Mandibular movements and bite force in Alzheimer's disease before and after new denture insertion
MetadataShow full item record
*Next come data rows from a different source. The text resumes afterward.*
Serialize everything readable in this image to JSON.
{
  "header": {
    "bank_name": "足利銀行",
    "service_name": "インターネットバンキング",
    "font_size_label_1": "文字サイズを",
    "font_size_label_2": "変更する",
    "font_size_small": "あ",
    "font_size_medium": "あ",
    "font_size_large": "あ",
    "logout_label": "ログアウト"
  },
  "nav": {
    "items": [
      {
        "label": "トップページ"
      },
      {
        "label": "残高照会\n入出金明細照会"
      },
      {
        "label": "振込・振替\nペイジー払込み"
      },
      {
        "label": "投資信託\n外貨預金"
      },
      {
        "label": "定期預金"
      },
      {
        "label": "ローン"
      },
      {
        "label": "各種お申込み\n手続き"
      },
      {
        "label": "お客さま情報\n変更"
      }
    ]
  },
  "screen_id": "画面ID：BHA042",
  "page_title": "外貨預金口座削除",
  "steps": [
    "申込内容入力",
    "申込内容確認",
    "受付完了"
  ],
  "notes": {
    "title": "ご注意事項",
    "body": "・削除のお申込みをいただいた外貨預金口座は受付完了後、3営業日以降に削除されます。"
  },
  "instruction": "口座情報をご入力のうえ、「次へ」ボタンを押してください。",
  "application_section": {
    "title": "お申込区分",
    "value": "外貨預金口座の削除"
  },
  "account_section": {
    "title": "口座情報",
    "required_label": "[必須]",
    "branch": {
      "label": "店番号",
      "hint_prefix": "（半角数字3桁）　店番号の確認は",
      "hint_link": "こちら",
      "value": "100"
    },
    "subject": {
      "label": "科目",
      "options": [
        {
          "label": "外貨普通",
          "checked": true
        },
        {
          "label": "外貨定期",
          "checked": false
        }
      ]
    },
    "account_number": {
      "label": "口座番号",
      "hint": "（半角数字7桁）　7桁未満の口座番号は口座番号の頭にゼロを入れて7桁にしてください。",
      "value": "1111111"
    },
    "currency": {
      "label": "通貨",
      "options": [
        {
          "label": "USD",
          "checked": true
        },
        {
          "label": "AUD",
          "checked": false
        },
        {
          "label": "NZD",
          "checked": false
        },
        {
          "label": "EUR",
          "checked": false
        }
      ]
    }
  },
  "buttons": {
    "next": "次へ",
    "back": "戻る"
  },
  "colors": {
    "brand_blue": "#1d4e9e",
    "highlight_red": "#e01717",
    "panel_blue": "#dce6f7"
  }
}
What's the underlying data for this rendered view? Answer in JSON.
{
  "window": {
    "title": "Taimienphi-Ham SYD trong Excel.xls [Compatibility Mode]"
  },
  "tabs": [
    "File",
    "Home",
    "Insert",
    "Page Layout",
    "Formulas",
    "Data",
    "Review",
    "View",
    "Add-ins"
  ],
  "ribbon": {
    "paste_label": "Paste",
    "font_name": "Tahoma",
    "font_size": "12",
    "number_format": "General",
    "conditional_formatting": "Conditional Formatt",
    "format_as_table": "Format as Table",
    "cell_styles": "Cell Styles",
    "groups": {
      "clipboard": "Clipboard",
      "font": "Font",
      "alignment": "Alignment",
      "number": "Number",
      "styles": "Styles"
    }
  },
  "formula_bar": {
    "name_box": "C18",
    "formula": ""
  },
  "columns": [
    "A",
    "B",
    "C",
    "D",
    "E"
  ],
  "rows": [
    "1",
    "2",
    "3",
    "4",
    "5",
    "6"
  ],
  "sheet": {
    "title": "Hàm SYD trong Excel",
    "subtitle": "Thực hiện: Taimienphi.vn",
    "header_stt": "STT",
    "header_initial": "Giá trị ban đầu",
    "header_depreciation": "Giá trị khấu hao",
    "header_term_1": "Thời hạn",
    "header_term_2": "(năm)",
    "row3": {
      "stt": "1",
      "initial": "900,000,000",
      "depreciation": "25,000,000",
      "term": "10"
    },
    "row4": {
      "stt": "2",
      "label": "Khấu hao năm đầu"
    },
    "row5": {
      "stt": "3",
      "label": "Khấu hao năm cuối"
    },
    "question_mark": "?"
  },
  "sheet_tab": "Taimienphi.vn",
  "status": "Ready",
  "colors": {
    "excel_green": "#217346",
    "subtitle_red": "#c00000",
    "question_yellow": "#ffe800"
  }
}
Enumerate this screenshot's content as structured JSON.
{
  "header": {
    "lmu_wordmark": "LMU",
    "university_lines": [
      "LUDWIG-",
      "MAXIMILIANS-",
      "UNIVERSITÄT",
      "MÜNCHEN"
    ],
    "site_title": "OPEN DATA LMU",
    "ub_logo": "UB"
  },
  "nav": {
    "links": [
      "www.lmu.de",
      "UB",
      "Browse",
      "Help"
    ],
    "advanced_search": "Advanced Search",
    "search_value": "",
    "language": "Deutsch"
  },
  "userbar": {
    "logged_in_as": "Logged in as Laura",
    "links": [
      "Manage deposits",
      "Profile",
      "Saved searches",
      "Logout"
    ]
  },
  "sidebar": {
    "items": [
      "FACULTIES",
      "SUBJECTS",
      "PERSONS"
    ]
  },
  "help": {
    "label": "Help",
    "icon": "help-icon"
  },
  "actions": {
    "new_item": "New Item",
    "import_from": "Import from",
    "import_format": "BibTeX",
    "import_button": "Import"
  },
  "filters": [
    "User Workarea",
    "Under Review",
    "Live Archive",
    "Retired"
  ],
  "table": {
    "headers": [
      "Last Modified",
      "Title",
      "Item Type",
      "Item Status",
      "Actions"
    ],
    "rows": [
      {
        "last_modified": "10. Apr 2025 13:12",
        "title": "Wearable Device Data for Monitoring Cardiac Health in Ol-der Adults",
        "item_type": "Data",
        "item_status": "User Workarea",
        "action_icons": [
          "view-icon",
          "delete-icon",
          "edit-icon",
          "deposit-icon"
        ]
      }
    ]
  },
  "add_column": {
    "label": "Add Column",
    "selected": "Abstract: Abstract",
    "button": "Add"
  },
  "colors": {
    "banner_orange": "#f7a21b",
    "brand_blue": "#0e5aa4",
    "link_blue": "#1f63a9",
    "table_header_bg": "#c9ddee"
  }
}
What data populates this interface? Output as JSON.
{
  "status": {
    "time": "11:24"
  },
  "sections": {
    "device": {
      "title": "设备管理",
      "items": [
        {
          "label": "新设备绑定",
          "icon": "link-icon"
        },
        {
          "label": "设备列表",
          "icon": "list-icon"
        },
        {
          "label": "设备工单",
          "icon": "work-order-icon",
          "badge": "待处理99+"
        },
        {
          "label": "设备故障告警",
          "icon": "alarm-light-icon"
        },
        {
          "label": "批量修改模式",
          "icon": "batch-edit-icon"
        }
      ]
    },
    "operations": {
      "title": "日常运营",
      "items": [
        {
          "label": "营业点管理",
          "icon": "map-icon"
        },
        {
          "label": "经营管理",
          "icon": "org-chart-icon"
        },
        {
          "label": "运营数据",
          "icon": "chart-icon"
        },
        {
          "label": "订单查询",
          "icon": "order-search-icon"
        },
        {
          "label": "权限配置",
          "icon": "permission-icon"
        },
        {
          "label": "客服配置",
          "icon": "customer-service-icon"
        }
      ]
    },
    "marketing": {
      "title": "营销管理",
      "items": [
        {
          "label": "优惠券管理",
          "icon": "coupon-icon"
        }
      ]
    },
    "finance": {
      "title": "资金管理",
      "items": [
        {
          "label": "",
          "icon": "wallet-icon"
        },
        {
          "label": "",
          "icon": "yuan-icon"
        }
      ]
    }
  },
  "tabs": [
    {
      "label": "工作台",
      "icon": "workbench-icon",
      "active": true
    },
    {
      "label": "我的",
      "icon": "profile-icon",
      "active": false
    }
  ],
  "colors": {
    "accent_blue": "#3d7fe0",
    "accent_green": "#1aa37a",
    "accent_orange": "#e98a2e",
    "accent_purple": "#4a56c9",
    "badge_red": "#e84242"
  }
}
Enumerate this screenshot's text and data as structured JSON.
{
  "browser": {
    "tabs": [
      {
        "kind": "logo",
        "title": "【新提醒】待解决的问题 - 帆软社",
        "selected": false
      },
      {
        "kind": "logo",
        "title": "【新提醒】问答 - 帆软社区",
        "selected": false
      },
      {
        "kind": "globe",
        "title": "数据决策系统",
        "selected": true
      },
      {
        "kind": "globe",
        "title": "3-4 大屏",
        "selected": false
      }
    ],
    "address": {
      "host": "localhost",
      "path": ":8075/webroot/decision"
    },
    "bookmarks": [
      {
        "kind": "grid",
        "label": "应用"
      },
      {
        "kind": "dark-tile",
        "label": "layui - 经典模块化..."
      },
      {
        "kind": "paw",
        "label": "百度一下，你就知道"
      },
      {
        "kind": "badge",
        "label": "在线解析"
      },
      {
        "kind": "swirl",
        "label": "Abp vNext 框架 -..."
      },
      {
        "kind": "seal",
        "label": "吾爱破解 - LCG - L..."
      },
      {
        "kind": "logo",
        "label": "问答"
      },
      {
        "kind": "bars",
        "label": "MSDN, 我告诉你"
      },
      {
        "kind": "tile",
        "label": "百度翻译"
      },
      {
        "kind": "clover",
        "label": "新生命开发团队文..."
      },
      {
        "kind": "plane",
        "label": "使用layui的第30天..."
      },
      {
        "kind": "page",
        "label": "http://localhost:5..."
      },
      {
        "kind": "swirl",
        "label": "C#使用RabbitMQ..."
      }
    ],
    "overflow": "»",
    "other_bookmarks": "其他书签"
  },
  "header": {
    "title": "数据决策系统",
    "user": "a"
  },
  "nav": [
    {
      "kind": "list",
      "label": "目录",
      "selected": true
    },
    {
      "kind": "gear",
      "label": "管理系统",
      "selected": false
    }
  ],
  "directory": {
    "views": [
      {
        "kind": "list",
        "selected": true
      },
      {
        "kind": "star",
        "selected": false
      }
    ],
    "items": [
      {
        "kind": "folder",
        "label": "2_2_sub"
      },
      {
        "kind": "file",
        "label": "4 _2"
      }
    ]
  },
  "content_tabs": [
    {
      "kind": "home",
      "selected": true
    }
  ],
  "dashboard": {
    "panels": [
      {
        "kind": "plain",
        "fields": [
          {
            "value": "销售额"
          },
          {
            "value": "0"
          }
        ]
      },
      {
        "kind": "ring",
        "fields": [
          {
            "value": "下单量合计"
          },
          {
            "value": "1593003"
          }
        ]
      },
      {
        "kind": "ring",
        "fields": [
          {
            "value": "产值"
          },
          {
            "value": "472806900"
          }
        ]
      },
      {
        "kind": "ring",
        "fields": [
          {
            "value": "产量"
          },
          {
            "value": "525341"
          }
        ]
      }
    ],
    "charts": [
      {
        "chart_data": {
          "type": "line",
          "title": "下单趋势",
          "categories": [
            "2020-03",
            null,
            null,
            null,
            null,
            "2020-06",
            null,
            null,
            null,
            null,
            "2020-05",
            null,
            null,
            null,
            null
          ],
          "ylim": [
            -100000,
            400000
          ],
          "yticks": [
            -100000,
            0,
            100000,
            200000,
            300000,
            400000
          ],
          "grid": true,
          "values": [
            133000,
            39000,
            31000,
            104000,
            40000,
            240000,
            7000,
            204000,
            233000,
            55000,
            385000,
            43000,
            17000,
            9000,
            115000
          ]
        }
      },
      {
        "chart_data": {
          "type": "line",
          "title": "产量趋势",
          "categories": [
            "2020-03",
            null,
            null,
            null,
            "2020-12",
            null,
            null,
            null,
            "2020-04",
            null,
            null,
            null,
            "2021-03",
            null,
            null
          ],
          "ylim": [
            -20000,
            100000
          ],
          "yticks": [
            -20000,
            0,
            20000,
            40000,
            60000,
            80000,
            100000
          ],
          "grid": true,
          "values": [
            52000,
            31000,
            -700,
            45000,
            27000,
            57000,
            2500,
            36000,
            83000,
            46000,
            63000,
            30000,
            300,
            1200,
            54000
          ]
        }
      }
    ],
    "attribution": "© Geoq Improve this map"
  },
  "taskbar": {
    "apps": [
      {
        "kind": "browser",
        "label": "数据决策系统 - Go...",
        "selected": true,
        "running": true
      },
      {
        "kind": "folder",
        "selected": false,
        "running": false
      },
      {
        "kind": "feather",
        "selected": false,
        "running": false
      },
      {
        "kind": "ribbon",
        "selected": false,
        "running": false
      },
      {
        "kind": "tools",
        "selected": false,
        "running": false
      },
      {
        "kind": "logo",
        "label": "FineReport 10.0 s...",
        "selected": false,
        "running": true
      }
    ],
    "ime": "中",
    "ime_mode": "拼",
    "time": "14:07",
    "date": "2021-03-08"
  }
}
Chewing impairment has been observed in elders with Alzheimer's disease (AD); however, it is unknown whether oral rehabilitation can improve their masticatory function. This study evaluated the influence of new removable prostheses on chewing function of patients with AD. Participants using removable dentures were divided into two groups: patients with mild AD (77·2 ± 5·8 years, n = 16) and controls (76·0 ± 4·4, n = 16). All participants received general dental treatment and new total and/or partial removable prostheses. After 2 months of adaptation to the new dentures, chewing was evaluated by the following parameters: masticatory cycle time (CT), cycle velocity (CV), and opening (OA) and closing mandibular angles (CA), registered by a kinesiographic device. Maximum bite force (MBF) was assessed using a strain sensor. Evaluations were performed at baseline and after insertion of the new prostheses. A mixed model (α = 5%) was used for within- and between-subject analyses. After insertion of new prostheses, CT was reduced, and CV and MBF were increased in both groups (P < 0·05). There were no changes in OA or CA (P > 0·05). Compared to controls, elders with AD showed higher CT and reduced MBF and CV both at baseline and after insertion of new prostheses (P < 0·05). However, OA and CA did not differ between groups (P > 0·05). Insertion of new removable prostheses improved masticatory function in elders with and without AD, but patients with mild AD still had reduced chewing parameters compared to controls.